Just after signing Yadier Molina to a contract extension, St Louis Cardinals executive John Mozeliak indicates it will be his last season.
The Yadier Molina one-year, $10 million extension is official and in announcing the move, St. Louis Cardinals president of baseball operations John Mozeliak referred to it as Molina’s “final season” to “cement his career legacy.”
That would seem to indicate that 2022 will be Molina’s last dance. And wow, what a ride it has been.
Molina, 39, has been the definition of a St. Louis Cardinal for nearly two decades. He is widely considered as arguably the best defensive catcher in recent baseball history. While he has declined defensively, he has thrown out 17 of 40 attempted base-stealers this season, good for a rate of 42.5 which far exceeds the MLB average of 24.4 percent, as MLB Trade Rumors noted. His presence behind the plate, and his pitch framing, is a large reason why Jack Flaherty and Adam Wainwright have pitched so well and why the bullpen has stepped up this season.

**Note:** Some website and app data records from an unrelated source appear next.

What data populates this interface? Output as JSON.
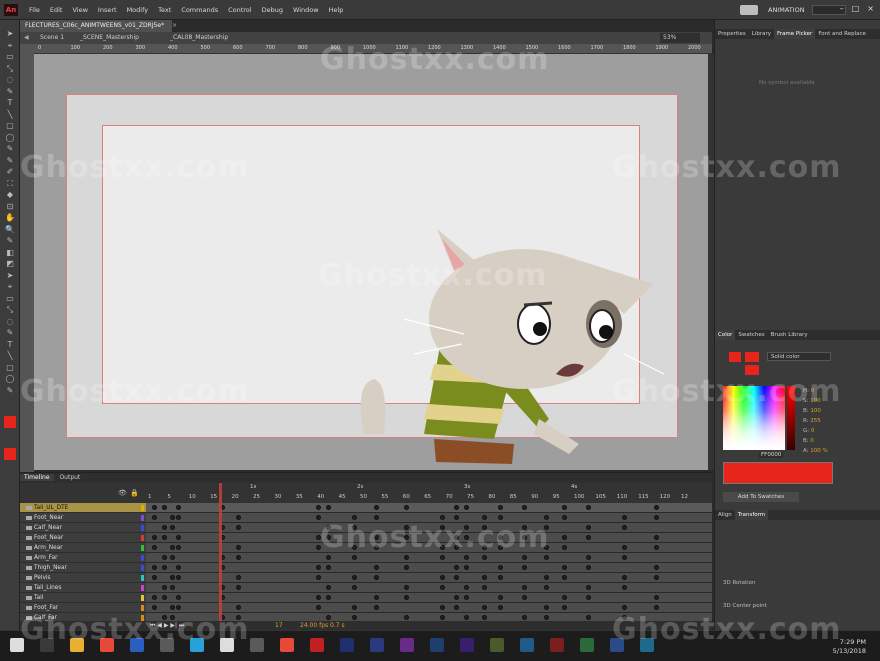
{
  "app": {
    "logo": "An",
    "menus": [
      "File",
      "Edit",
      "View",
      "Insert",
      "Modify",
      "Text",
      "Commands",
      "Control",
      "Debug",
      "Window",
      "Help"
    ],
    "workspace": "ANIMATION",
    "document_tab": "FLECTURES_C06c_ANIMTWEENS_v01_ZDRJ5e*",
    "accent": "#e8251b"
  },
  "scene": {
    "scene": "Scene 1",
    "symbol1": "_SCENE_Mastership",
    "symbol2": "_CAL08_Mastership",
    "zoom": "53%"
  },
  "ruler_ticks": [
    "0",
    "100",
    "200",
    "300",
    "400",
    "500",
    "600",
    "700",
    "800",
    "900",
    "1000",
    "1100",
    "1200",
    "1300",
    "1400",
    "1500",
    "1600",
    "1700",
    "1800",
    "1900",
    "2000"
  ],
  "timeline": {
    "tabs": [
      "Timeline",
      "Output"
    ],
    "seconds": [
      "1s",
      "2s",
      "3s",
      "4s"
    ],
    "frames": [
      "1",
      "5",
      "10",
      "15",
      "20",
      "25",
      "30",
      "35",
      "40",
      "45",
      "50",
      "55",
      "60",
      "65",
      "70",
      "75",
      "80",
      "85",
      "90",
      "95",
      "100",
      "105",
      "110",
      "115",
      "120",
      "12"
    ],
    "layers": [
      {
        "name": "Tail_UL_DTE",
        "color": "#d4b500",
        "selected": true
      },
      {
        "name": "Foot_Near",
        "color": "#7a4dd8"
      },
      {
        "name": "Calf_Near",
        "color": "#3a4bd8"
      },
      {
        "name": "Foot_Near",
        "color": "#d83a3a"
      },
      {
        "name": "Arm_Near",
        "color": "#32c032"
      },
      {
        "name": "Arm_Far",
        "color": "#3a4bd8"
      },
      {
        "name": "Thigh_Near",
        "color": "#3a4bd8"
      },
      {
        "name": "Pelvis",
        "color": "#32c0c0"
      },
      {
        "name": "Tail_Lines",
        "color": "#d83ad8"
      },
      {
        "name": "Tail",
        "color": "#d8c83a"
      },
      {
        "name": "Foot_Far",
        "color": "#d88a1a"
      },
      {
        "name": "Calf_Far",
        "color": "#d88a1a"
      }
    ],
    "footer_fps": "24.00 fps",
    "footer_frame": "17",
    "footer_time": "0.7 s"
  },
  "right_panel": {
    "tabs_top": [
      "Properties",
      "Library",
      "Frame Picker",
      "Font and Replace"
    ],
    "frame_picker_note": "No symbol available",
    "tabs_color": [
      "Color",
      "Swatches",
      "Brush Library"
    ],
    "fill_type": "Solid color",
    "hex": "FF0000",
    "h": "0",
    "s": "100",
    "b": "100",
    "r": "255",
    "g": "0",
    "bl": "0",
    "alpha": "100 %",
    "add_swatch": "Add To Swatches",
    "tabs_bottom": [
      "Align",
      "Transform"
    ],
    "rotation_label": "3D Rotation",
    "center_label": "3D Center point"
  },
  "taskbar": {
    "time": "7:29 PM",
    "date": "5/13/2018"
  },
  "watermark": "Ghostxx.com"
}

The accolades that Molina has collected through his 18 seasons in MLB further cement his legacy. He has made 10 All-Star games, won nine Gold Gloves and has received MVP votes in four of those seasons. That he has received all those awards in St. Louis and nowhere else has solidified his status as one of the best players in franchise history, which surely played a role in their aggressiveness in re-signing him before the season ends and to avoid the frustration that stemmed from slow negotiations last winter.
Even in his 18th season, playing 2119 career games, Molina still has an impactful bat. He’s hitting 259/.304/.376 with eight home runs in 365 plate appearances, which is below his career numbers of .280/.331/.403, but was still more than enough to earn him a higher average annual value than the two-year, $18 million extension Travis d’Arnaud received from the Atlanta Braves.
Barring a change in thinking, 2022 will be Molina’s farewell tour. It should be filled with tributes, gifts and standing ovations from fans at Busch Stadium and on the road. For a player so impactful to baseball as Molina, it’s more than deserving — and will allow him to retire in a way that a legend deserves to go out.